Another question that we arrived at from curiosity and first principle thinking is “Should we offer daily housekeeping?  Do the guest even want it?”  We currently only provide housekeeping on the third night on stay overs and have maintained our cleanliness scores.  And another question we are currently asking is, “How many of our prior 68 operated restaurants should reopen with only 20 operating?  Do the guest want the same experience or should modify our Corner Pantry to provide mobile order & pay options like a Dean  & Deluca that is simply fresh & clean while providing a very heavy Bar experience alternatively?”  Not to be forgotten, Remington was/is first mover on the playbook for Hybrid Meetings, which are here to stay for many years.

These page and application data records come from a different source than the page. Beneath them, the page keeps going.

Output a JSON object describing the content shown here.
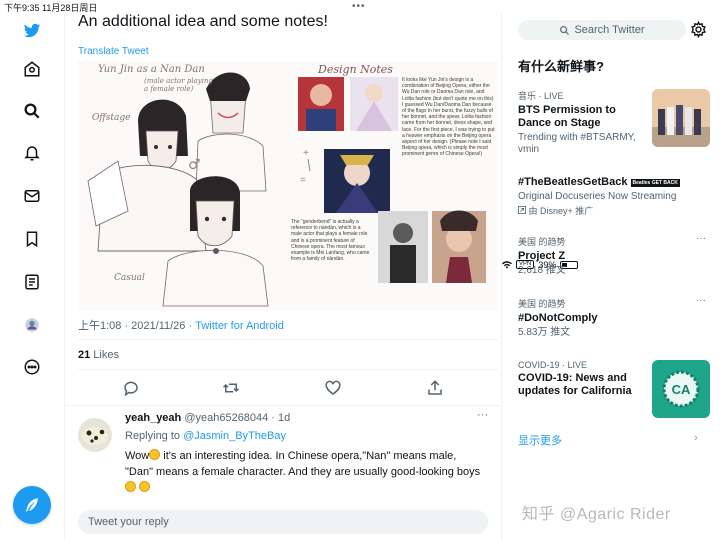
{
  "status_bar": {
    "time_date": "下午9:35   11月28日周日",
    "dots": "•••",
    "vpn": "VPN",
    "battery": "39%"
  },
  "nav": {
    "items": [
      "twitter-logo",
      "home",
      "explore",
      "notifications",
      "messages",
      "bookmarks",
      "lists",
      "profile",
      "more"
    ],
    "accent": "#1d9bf0"
  },
  "tweet": {
    "text": "An additional idea and some notes!",
    "translate": "Translate Tweet",
    "media": {
      "handwriting_top": "Yun Jin as a Nan Dan",
      "handwriting_top_sub": "(male actor playing a female role)",
      "handwriting_offstage": "Offstage",
      "handwriting_casual": "Casual",
      "design_notes_title": "Design Notes",
      "note_right": "It looks like Yun Jin's design is a combination of Beijing Opera, either the Wu Dan role or Daoma Dan role, and Lolita fashion (but don't quote me on this) I guessed Wu Dan/Daoma Dan because of the flags in her burst, the fuzzy balls of her bonnet, and the spear. Lolita fashion came from her bonnet, dress shape, and lace. For the first piece, I was trying to put a heavier emphasis on the Beijing opera aspect of her design. (Please note I said Beijing opera, which is simply the most prominent genre of Chinese Opera!)",
      "note_left": "The \"genderbend\" is actually a reference to nándàn, which is a male actor that plays a female role and is a prominent feature of Chinese opera. The most famous example is Mei Lanfang, who came from a family of nándàn."
    },
    "time": "上午1:08 · 2021/11/26 · ",
    "client": "Twitter for Android",
    "likes_count": "21",
    "likes_label": " Likes"
  },
  "reply": {
    "name": "yeah_yeah",
    "handle_time": " @yeah65268044 · 1d",
    "more": "···",
    "replying_label": "Replying to ",
    "replying_handle": "@Jasmin_ByTheBay",
    "body_1": "Wow",
    "body_2": " it's an interesting idea. In Chinese opera,\"Nan\" means male,  \"Dan\" means a female character. And they are usually good-looking boys",
    "composer_placeholder": "Tweet your reply"
  },
  "sidebar": {
    "search_placeholder": "Search Twitter",
    "title": "有什么新鲜事?",
    "trends": [
      {
        "meta": "音乐 · LIVE",
        "topic": "BTS Permission to Dance on Stage",
        "sub": "Trending with #BTSARMY, vmin"
      },
      {
        "meta": "",
        "topic": "#TheBeatlesGetBack",
        "badge": "Beatles GET BACK",
        "sub": "Original Docuseries Now Streaming",
        "promoted": "由 Disney+ 推广"
      },
      {
        "meta": "美国 的趋势",
        "topic": "Project Z",
        "sub": "2,618 推文",
        "more": "···"
      },
      {
        "meta": "美国 的趋势",
        "topic": "#DoNotComply",
        "sub": "5.83万 推文",
        "more": "···"
      },
      {
        "meta": "COVID-19 · LIVE",
        "topic": "COVID-19: News and updates for California",
        "sub": ""
      }
    ],
    "show_more": "显示更多",
    "watermark": "知乎 @Agaric Rider"
  }
}
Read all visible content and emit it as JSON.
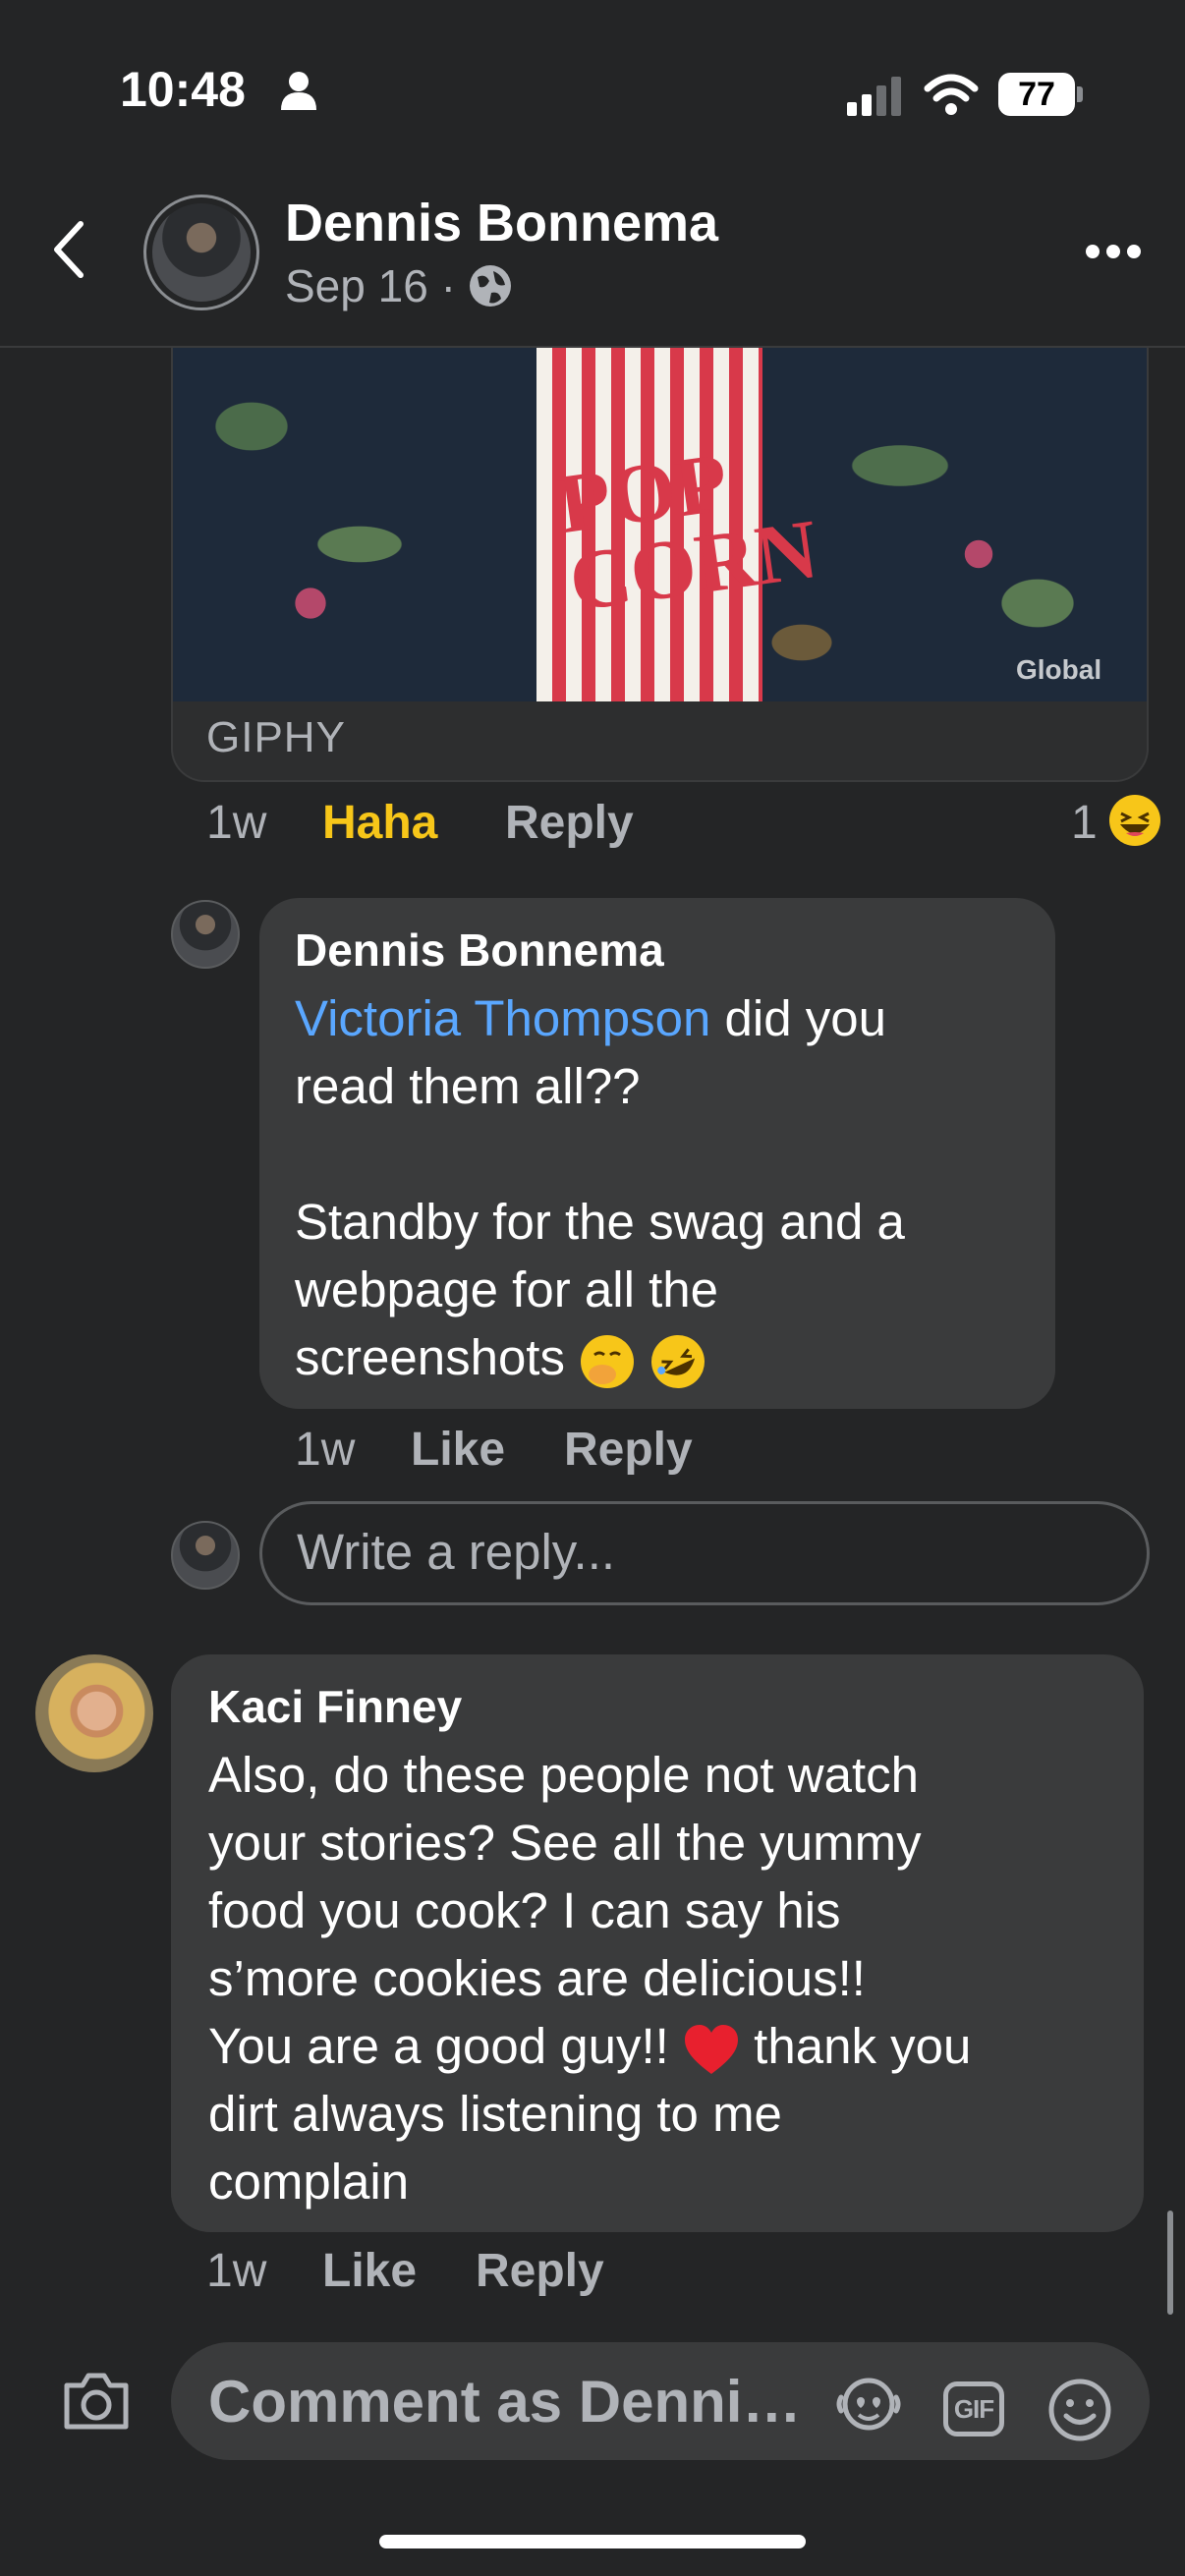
{
  "status_bar": {
    "time": "10:48",
    "battery": "77"
  },
  "header": {
    "author": "Dennis Bonnema",
    "date": "Sep 16 ·"
  },
  "giphy": {
    "label": "GIPHY",
    "watermark": "Global",
    "bag_text_1": "POP",
    "bag_text_2": "CORN"
  },
  "giphy_actions": {
    "time": "1w",
    "reaction_label": "Haha",
    "reply": "Reply",
    "reaction_count": "1"
  },
  "reply_comment": {
    "author": "Dennis Bonnema",
    "mention": "Victoria Thompson",
    "line1_rest": " did you",
    "line2": "read them all??",
    "line3": "Standby for the swag and a",
    "line4": "webpage for all the",
    "line5": "screenshots",
    "time": "1w",
    "like": "Like",
    "reply": "Reply"
  },
  "reply_box": {
    "placeholder": "Write a reply..."
  },
  "kaci_comment": {
    "author": "Kaci Finney",
    "lines": [
      "Also, do these people not watch",
      "your stories?  See all the yummy",
      "food you cook? I can say his",
      "s’more cookies are delicious!!",
      "You are a good guy!! ",
      "dirt always listening to me",
      "complain"
    ],
    "line5_rest": " thank you",
    "time": "1w",
    "like": "Like",
    "reply": "Reply"
  },
  "composer": {
    "placeholder": "Comment as Denni…",
    "gif_label": "GIF"
  },
  "colors": {
    "background": "#242526",
    "bubble": "#3a3b3c",
    "mention": "#5aa7ff",
    "haha": "#f7c619",
    "muted": "#b0b3b8"
  }
}
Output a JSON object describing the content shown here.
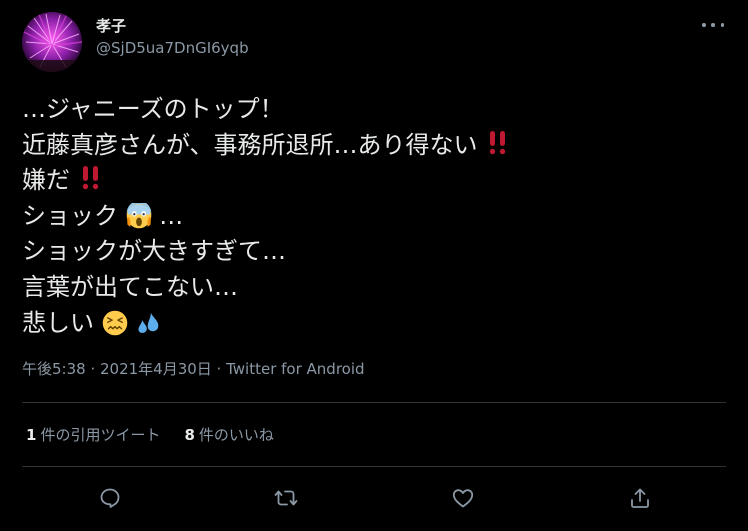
{
  "user": {
    "display_name": "孝子",
    "handle": "@SjD5ua7DnGI6yqb"
  },
  "tweet": {
    "lines": [
      {
        "text": "…ジャニーズのトップ！"
      },
      {
        "text": "近藤真彦さんが、事務所退所…あり得ない"
      },
      {
        "text": "嫌だ"
      },
      {
        "text": "ショック"
      },
      {
        "text": "ショックが大きすぎて…"
      },
      {
        "text": "言葉が出てこない…"
      },
      {
        "text": "悲しい"
      }
    ],
    "line4_suffix": "…",
    "emojis": {
      "double_exclamation": "‼️",
      "screaming_face": "😱",
      "confounded_face": "😖",
      "sweat_droplets": "💦"
    },
    "meta": "午後5:38 · 2021年4月30日 · Twitter for Android"
  },
  "stats": {
    "quotes_count": "1",
    "quotes_label": "件の引用ツイート",
    "likes_count": "8",
    "likes_label": "件のいいね"
  },
  "actions": {
    "reply": "reply-icon",
    "retweet": "retweet-icon",
    "like": "heart-icon",
    "share": "share-icon"
  },
  "colors": {
    "background": "#000000",
    "text": "#e7e9ea",
    "secondary": "#8b98a5",
    "divider": "#2f3336",
    "bangs": "#be1931"
  }
}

Any hotel operator that is merely “pausing” services and is “waiting for the day to return to normal,” is not using this pandemic in a strategic manner to reinvent the business & to be more profitable long-term at lower occupancy levels.  We will be even more profitable when we return to 2019 revenue levels.  Remington Hotels was GOP positive in March 2020 and was back to GOP positive in June 2020.  Mitigating cash burn for our owners while managing associate burn out in parallel has been our marching orders for the past 13 months, and that would not achievable had we not lead with empathy and tapped into our curiosity. 

In closing, to borrow from Adam Grant (NYT bestselling author of Originals & Think Again), Adam writes in Think Again, “Part of the problem (with human rethinking) is cognitive laziness.  Some psychologists point out that we’re mental misers: we often prefer the ease of hanging on to old views over the difficulty of grappling with new ones.  Yet there are also deeper forces behind our resistance of rethinking.  Questioning ourselves makes the world more unpredictable.  It requires us to admit that the facts may have changed, that what was once right may now be wrong.  Reconsidering something we believe deeply can threaten our identities, making it feel as if we’re losing a part of ourselves.”  Maybe your GM is good friends with the shuttle driver, maybe your DOS has always sold having a shuttle service.  But if we are to truly evolve the business, we must first get comfortable with not knowing all answers & challenging entire norms.  In a pandemic & post pandemic world, it’s easiest to simply slip back to your prior operating standards or norms; however, that is the mistake I see by so many in the industry making.  It’s not too late to lead with empathy & then pivot to curiosity.  I urge you to engrain both in your culture NOW if it is not already second nature.  I’ve grown quite accustom to taking fiery direct questions from our associates every week while not always having the answers.  However, I tap empathy & curiosity every week, and you would be amazed at how humans respond even when the answer is not what they want to hear.  Humans can handle bad news, they just can’t handle surprises.


Sloan Dean, CEO & President, Remington Hotels